Data to process |
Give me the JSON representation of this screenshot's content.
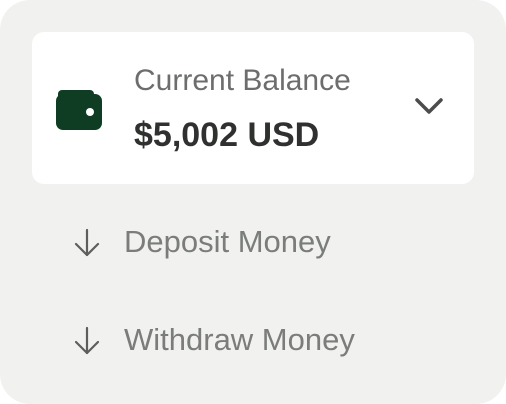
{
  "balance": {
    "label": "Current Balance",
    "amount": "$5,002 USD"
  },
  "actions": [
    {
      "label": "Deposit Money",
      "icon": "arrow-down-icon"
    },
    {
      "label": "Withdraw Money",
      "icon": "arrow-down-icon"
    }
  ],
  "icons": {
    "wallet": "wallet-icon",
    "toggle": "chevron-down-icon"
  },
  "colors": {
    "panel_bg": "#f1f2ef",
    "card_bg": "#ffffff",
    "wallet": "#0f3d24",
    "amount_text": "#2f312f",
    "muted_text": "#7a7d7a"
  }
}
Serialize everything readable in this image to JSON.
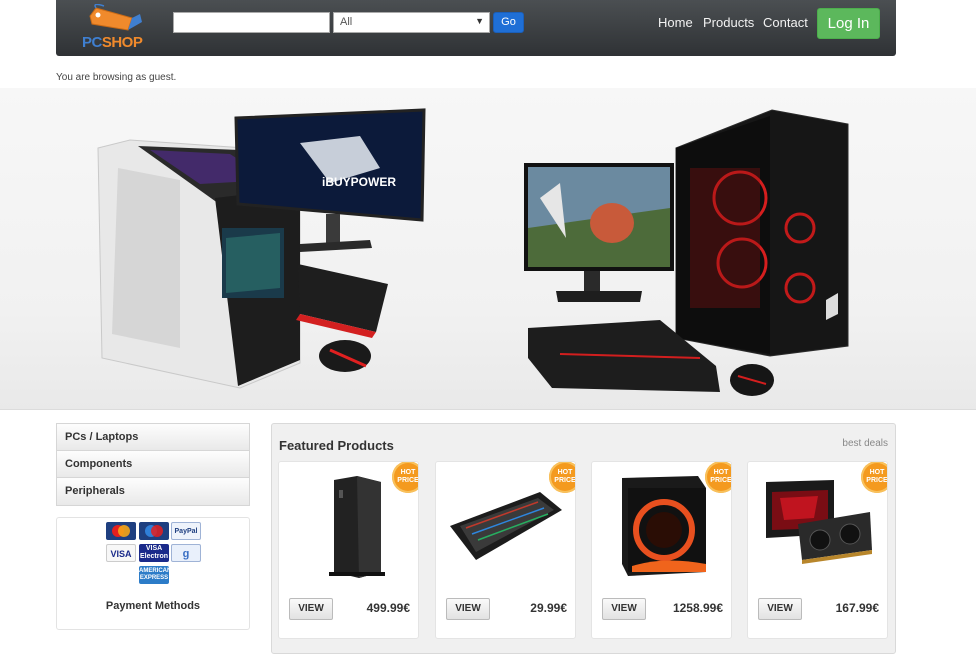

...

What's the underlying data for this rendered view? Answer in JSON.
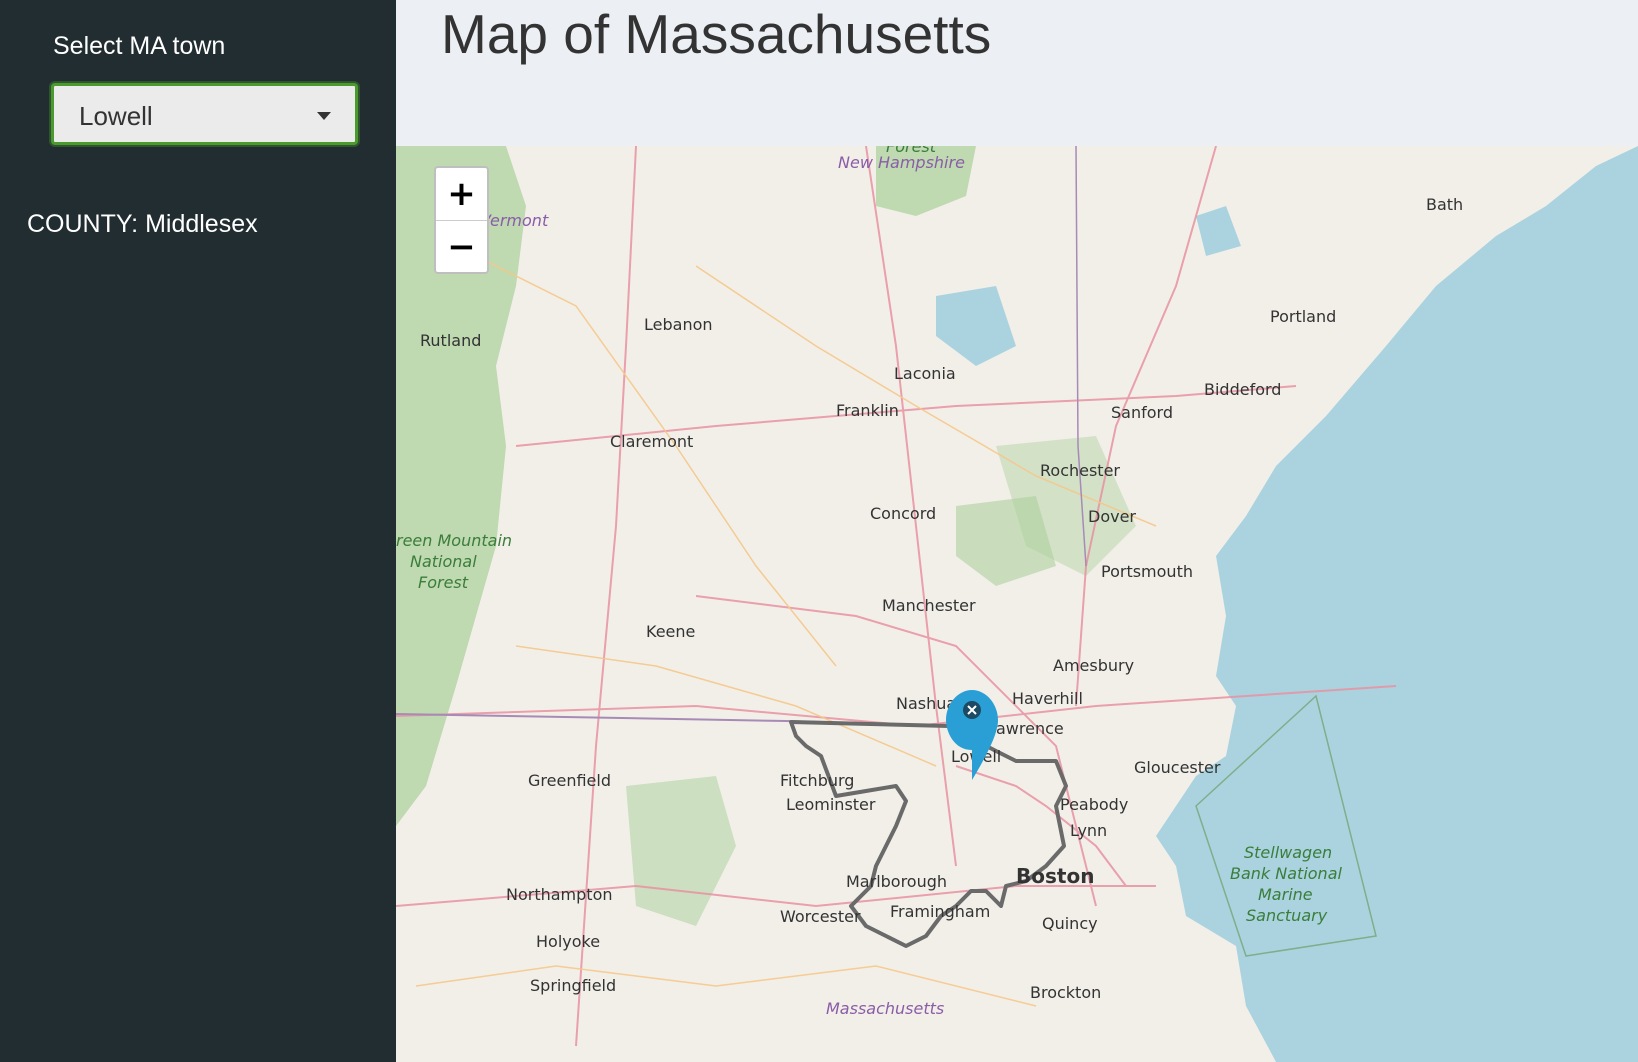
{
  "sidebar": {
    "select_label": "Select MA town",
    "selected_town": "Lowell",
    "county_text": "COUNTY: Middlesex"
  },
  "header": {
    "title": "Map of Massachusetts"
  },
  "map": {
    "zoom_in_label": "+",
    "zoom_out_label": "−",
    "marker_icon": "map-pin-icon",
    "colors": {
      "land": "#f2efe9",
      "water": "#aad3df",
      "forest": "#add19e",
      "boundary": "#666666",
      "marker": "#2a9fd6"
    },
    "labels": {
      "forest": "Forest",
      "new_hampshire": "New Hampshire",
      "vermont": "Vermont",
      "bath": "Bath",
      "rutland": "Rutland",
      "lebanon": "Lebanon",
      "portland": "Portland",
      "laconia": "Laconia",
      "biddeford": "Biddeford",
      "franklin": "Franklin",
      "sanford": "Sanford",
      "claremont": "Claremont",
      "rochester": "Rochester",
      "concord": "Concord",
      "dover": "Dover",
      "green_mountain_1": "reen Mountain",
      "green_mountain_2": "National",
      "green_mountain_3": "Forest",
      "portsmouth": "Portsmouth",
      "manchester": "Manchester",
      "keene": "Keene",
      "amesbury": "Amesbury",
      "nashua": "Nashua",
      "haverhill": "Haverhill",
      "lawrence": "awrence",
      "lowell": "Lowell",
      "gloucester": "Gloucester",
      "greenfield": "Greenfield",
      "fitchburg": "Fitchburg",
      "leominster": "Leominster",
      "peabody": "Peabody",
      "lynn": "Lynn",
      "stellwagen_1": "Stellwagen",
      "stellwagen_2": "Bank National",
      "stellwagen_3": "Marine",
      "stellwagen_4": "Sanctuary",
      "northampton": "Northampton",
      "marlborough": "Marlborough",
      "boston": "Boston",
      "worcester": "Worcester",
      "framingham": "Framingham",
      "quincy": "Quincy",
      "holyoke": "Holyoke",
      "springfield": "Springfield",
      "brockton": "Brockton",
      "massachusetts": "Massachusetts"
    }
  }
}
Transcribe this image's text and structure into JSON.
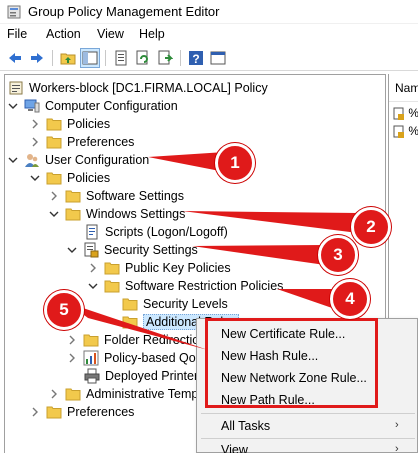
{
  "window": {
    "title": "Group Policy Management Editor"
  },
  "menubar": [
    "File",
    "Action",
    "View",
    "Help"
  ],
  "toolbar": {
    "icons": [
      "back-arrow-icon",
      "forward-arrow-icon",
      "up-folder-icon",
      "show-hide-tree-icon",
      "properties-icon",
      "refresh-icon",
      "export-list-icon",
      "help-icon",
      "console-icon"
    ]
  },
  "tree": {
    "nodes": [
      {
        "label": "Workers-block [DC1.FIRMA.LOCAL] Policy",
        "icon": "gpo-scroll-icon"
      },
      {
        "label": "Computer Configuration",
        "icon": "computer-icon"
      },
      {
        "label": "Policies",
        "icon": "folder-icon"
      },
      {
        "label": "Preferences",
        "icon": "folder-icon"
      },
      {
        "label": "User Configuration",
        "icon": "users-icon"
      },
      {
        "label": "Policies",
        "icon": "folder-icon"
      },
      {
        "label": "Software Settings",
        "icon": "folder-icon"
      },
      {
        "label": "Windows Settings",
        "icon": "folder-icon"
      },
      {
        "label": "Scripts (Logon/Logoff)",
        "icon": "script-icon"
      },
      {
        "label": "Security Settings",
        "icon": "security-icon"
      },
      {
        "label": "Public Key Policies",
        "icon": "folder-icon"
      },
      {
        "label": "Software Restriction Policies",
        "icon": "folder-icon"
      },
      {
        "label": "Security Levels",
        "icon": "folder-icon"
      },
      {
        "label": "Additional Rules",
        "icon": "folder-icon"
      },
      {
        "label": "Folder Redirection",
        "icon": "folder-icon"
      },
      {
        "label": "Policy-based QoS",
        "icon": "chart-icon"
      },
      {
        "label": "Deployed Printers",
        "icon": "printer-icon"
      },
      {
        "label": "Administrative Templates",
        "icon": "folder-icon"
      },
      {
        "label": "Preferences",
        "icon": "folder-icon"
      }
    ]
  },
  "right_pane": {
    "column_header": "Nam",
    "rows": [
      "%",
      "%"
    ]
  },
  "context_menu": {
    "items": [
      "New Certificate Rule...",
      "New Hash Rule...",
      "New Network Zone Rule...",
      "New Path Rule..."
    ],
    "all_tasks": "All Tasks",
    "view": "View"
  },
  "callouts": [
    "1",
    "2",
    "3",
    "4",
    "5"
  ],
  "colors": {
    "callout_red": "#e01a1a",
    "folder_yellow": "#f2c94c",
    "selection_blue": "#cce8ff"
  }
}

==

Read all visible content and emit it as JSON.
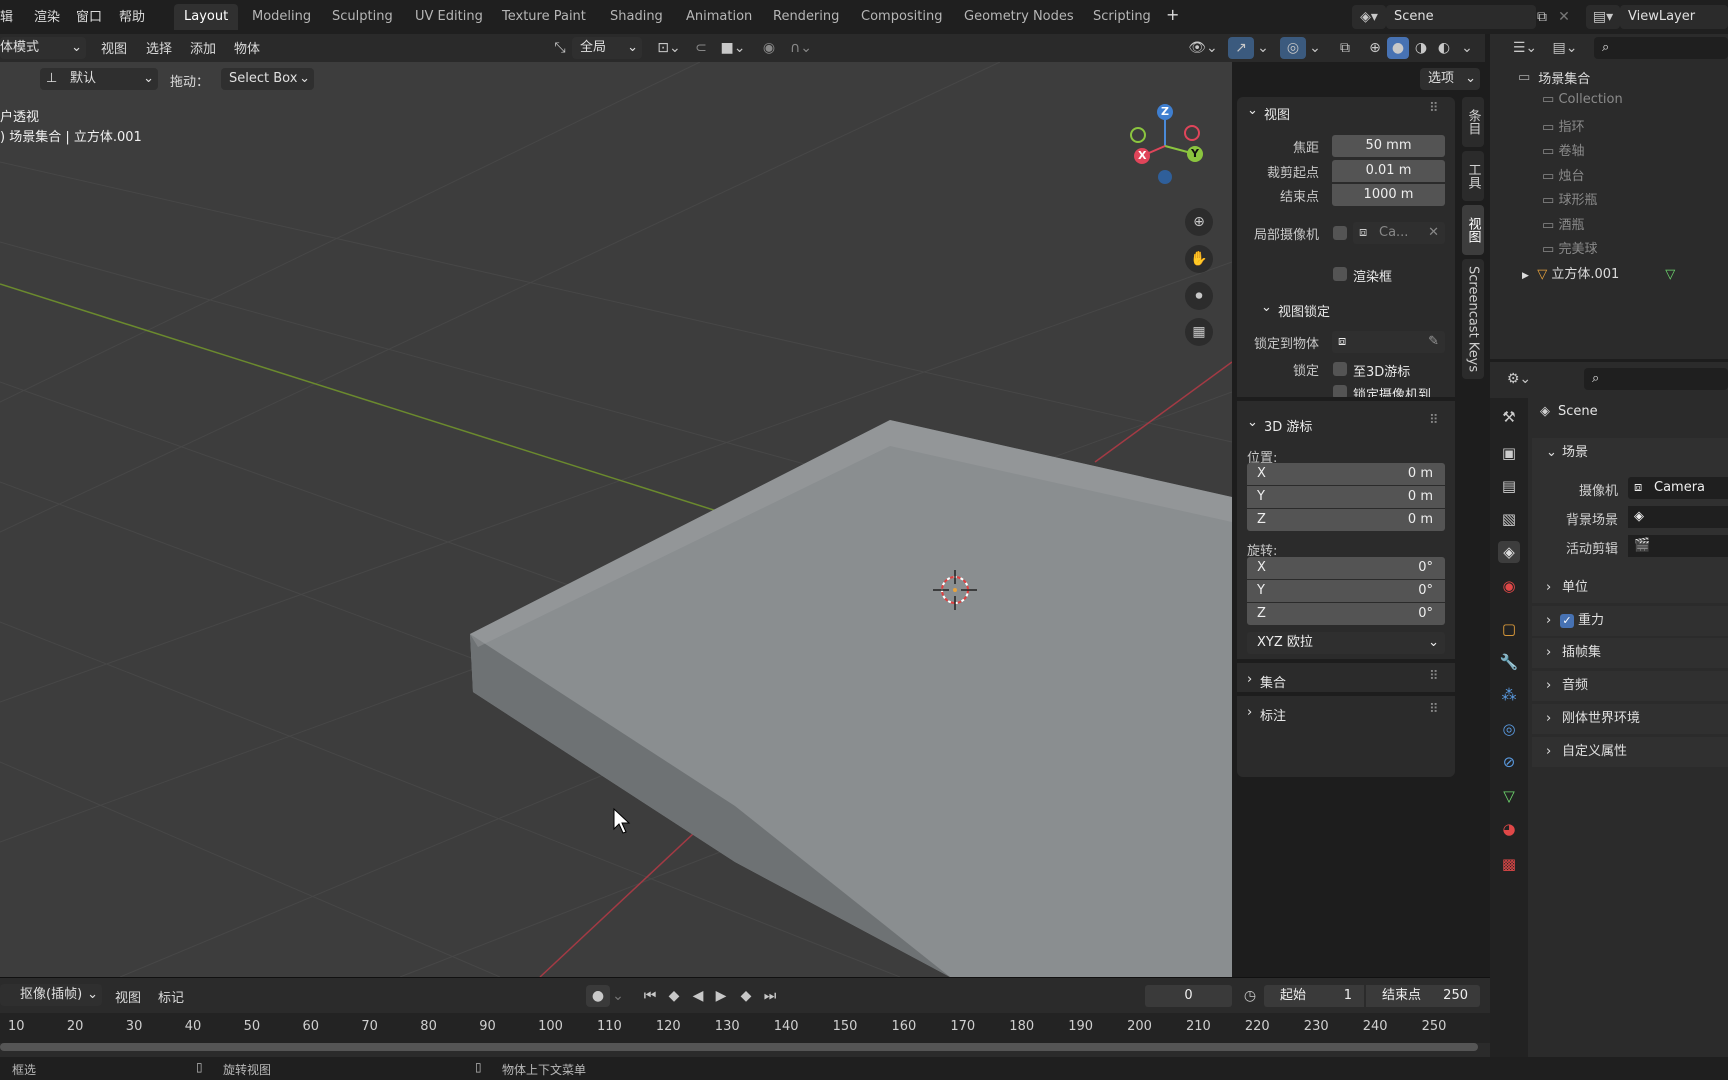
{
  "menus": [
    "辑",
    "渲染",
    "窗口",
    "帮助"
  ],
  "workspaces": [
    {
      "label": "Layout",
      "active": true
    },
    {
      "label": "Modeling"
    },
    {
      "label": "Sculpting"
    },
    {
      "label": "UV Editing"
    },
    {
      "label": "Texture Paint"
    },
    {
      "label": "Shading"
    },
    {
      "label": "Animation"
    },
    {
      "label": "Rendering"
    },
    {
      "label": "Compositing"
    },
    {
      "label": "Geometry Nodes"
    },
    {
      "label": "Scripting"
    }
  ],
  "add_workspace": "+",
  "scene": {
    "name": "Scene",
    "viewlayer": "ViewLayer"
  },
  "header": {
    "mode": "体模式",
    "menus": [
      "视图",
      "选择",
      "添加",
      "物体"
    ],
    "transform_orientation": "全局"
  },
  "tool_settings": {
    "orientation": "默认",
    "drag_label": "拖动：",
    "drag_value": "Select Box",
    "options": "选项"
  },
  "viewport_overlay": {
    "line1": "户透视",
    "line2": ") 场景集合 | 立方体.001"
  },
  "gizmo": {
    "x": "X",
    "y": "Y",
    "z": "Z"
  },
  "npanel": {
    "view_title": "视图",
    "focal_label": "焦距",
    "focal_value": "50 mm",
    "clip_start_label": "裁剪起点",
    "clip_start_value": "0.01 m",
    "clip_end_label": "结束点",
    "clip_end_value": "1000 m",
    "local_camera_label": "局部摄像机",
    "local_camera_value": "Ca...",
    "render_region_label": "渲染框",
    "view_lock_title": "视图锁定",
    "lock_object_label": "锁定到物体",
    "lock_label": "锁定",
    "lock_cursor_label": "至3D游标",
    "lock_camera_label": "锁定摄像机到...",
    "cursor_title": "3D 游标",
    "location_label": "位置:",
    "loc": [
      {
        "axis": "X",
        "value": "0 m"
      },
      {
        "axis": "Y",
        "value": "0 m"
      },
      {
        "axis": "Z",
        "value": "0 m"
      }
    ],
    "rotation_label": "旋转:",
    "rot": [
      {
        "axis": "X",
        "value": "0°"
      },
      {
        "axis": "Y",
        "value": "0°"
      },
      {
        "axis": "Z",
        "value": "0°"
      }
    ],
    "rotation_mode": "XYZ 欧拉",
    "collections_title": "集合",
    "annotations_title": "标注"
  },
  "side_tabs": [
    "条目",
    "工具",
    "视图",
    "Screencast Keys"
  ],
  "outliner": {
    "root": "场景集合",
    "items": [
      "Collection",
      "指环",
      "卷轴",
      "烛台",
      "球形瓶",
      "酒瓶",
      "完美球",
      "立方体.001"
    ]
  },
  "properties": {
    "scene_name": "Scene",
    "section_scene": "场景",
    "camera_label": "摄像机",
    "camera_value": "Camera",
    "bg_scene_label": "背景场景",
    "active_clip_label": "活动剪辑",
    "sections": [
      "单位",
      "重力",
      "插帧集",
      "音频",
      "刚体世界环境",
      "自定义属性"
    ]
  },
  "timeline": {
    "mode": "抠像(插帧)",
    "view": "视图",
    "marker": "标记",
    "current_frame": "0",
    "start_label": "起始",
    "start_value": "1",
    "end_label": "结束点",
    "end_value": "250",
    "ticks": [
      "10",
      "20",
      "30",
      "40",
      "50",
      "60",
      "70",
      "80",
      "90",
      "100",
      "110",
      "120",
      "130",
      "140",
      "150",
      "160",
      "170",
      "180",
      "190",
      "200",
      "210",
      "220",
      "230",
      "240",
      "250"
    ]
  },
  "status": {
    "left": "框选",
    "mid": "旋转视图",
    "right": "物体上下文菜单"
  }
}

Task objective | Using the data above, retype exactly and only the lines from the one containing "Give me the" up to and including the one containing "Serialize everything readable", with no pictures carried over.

Problem solution |
Give me the JSON representation of this screenshot's content.
{
  "balance": {
    "label": "Current Balance",
    "amount": "$5,002 USD"
  },
  "actions": [
    {
      "label": "Deposit Money",
      "icon": "arrow-down-icon"
    },
    {
      "label": "Withdraw Money",
      "icon": "arrow-down-icon"
    }
  ],
  "icons": {
    "wallet": "wallet-icon",
    "toggle": "chevron-down-icon"
  },
  "colors": {
    "panel_bg": "#f1f2ef",
    "card_bg": "#ffffff",
    "wallet": "#0f3d24",
    "amount_text": "#2f312f",
    "muted_text": "#7a7d7a"
  }
}
Serialize everything readable in this image to JSON.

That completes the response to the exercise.